## [Activity]
Copy out every line of the data where the word "Совокупный" is found.

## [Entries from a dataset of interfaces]
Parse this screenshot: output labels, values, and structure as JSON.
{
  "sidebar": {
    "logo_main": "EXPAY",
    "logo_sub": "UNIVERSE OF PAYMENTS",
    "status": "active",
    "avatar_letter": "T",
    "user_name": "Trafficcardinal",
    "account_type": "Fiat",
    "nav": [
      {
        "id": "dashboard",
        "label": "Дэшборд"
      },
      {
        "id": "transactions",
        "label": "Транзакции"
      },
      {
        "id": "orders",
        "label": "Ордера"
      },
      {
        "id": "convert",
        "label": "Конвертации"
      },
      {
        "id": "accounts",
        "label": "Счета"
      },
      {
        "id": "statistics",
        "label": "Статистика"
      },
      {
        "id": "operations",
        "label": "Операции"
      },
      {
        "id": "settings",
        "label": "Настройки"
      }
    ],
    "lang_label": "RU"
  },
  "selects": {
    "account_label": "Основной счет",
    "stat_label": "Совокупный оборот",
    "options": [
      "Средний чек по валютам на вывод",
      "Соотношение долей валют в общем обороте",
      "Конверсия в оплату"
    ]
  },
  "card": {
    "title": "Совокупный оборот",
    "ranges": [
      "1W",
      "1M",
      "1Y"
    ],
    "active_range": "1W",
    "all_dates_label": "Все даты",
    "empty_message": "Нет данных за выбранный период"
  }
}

## [Exercise result]
    "stat_label": "Совокупный оборот",
    "title": "Совокупный оборот",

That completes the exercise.